Norwegian Helsinki Committee: Kyrgyz law on religion should be amended in transparent process
The 2009 Religion Law of Kyrgyzstan fails to comply with the Constitution and with international human rights standards, the Norwegian Helsinki Committee states. Moreover the law severely restricts religious freedoms, including imposing registration requirements that in effect ban registration of new religious communities other than the Orthodox Church and the Spiritual Board of Moslems. Authorities should take steps to initiate an open and inclusive process of revising the Bakiyev-era Religion Law.
Tuesday, 01 May 2012, by HRH Oslo, based on Norwegian Helsinki Committee
In 2008, The Venice Commission and the OSCE/ODIHR Advisory Council on Freedom of Religion or Belief issued a Joint Opinion which criticised the then draft Law. It was none the less adopted a few months later. “The Joint Opinion is still valid and we encourage the use of its recommendations in a renewed revision process”, says Bjørn Engesland, Secretary General of the Norwegian Helsinki Committee.
New draft law arouses more concern
The 2009 Religion Law of Kyrgyzstan stipulates that all imported religious literature requires state examination, and includes provisions that further limit distribution of religious material. The National Security Services are in charge of this task, implying that imported religious literature is in general perceived as a security risk.
In March 2012, a draft law on amendments to the current law was introduced by a group of deputies headed by former Ombudsman Tursunbai Bakir-uluu. The new legislative initiative arouses even more concern According to the Bakir-uluu group’s draft, the National Security Services will get the right to request assistance from the Russian Orthodox Church and the Spiritual Board of Moslems in examining religious literature.
“This is, by all means, in breach of the Constitution and international standards, which hold that all religions are equal before the Law. Establishing a system where two religious groups are involved in the examination of the texts of other religious groups is clearly giving these groups a privileged position and jeopardising the principle of religious neutrality of the state”, Bjørn Engesland pointed out.
The Norwegian Helsinki Committee and local activists have addressed President Almazbek Atambayev and the Presidential Administration’s Department of ethnic and religious politics and interaction with civil society, listing a number of critical remarks on the recent religion draft law. The address states that, if adopted, the law will bring Kyrgyzstan even further away from respecting freedom of religion or belief.
According to a recent report by the non-governmental organization Open Viewpoint, “Freedom of Religion or Belief in the Kyrgyz Republic: Overview of Legislation and Practice”, no religious institutions except those affiliated with the Orthodox Church or Spiritual Board of Moslems have been registered since January 2009. The 2009 Religion Law’s requirement of minimum 200 members in order to register has proved to be an effective barrier against other religious groups registering and achieving legal status. The full version of the report is available here.

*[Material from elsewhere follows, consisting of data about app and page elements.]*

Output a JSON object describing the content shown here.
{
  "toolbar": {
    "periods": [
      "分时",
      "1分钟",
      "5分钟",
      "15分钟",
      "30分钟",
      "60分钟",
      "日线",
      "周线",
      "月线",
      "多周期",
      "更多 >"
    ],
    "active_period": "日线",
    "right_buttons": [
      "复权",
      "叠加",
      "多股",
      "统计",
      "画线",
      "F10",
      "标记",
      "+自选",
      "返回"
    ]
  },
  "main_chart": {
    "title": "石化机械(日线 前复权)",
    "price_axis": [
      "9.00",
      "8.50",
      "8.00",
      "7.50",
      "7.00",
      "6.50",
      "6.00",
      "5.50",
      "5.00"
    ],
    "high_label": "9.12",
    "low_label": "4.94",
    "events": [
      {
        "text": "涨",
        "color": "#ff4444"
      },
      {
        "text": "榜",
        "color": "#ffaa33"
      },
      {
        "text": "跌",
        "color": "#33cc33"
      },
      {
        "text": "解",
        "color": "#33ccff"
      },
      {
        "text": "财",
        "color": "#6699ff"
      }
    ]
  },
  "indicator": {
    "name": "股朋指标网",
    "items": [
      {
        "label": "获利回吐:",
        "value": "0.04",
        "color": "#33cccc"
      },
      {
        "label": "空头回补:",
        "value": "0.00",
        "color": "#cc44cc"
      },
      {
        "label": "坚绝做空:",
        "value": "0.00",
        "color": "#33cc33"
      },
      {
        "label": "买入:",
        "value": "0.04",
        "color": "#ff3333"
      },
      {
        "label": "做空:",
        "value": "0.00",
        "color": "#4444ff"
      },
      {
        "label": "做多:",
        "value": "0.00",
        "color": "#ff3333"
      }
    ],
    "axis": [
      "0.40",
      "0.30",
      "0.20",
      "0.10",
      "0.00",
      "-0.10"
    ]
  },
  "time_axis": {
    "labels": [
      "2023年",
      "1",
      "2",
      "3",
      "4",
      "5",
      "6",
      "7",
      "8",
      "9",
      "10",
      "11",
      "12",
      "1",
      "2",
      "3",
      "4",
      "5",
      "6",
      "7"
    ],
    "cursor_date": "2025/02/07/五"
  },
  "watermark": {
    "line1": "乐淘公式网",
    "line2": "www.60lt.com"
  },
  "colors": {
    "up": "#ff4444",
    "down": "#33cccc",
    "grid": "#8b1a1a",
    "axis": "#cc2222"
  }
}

However, there are also promising signs in the ways the Kyrgyz Parliament adopts new legislation, says Engesland. A recent process on amending the Law on Freedom of Assembly has been quite transparent and open to civil society groups and activists. The draft Law that was approved by the Parliament on 12 April 2012 is mainly in line with the international standards and also takes into account the Venice Commission’s recommendations, though it still has some shortcomings. “If this law is signed by the President, it could serve as a good example for further legislation processes”, concludes Engesland.
The Norwegian Helsinki Committee (NHC) and several partner organizations published a report on freedom of religion or belief issues in Kazakhstan and Kyrgyzstan in 2010. The organizations are following developments in both countries, and are now in the process of updating the report. NHC staff visited the Kyrgyz Republic on 11-14 April 2012 as part of research for the updated report, and to prepare for other actions in order to influence authorities to respect freedom of religion or belief. Partner organizations in the project include the Stefanus Alliance, Forum 18 News Service and the Oslo Center for Peace and Human Rights.
HRH Oslo, based on Norwegian Helsinki Committee